== GIVEN DATA ==
******************************

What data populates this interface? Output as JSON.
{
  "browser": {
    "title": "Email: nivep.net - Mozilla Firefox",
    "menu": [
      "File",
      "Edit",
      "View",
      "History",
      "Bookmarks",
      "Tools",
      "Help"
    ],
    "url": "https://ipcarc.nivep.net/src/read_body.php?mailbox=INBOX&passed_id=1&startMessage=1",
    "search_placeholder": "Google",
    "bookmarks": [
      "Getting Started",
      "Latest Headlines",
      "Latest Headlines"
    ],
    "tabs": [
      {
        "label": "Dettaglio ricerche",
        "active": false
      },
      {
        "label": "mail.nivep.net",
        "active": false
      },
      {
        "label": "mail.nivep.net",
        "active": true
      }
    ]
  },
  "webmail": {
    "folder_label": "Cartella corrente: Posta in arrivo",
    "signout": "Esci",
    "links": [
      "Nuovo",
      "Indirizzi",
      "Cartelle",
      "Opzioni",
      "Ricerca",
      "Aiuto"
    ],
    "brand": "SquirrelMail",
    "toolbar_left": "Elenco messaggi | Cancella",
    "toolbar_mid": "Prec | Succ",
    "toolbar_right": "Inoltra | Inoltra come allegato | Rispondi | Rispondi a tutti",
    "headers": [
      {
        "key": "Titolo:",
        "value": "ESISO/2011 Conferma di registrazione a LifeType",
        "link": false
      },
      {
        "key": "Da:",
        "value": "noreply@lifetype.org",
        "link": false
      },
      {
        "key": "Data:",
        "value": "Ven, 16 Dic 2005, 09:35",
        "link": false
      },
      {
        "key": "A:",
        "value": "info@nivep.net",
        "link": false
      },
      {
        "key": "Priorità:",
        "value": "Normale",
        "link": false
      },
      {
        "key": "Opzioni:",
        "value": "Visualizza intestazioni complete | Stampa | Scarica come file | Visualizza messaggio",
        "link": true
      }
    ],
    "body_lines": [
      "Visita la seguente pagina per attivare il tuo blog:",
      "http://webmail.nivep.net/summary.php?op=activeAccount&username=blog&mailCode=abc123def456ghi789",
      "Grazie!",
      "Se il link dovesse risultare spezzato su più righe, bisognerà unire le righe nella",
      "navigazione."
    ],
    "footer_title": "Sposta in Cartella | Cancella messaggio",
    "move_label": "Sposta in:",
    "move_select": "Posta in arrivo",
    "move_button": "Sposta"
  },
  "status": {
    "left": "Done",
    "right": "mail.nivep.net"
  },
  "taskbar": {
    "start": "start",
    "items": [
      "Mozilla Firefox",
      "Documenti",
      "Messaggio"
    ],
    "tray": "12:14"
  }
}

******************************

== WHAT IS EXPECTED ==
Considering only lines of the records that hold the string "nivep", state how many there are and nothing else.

== TASK RESPONSE ==
7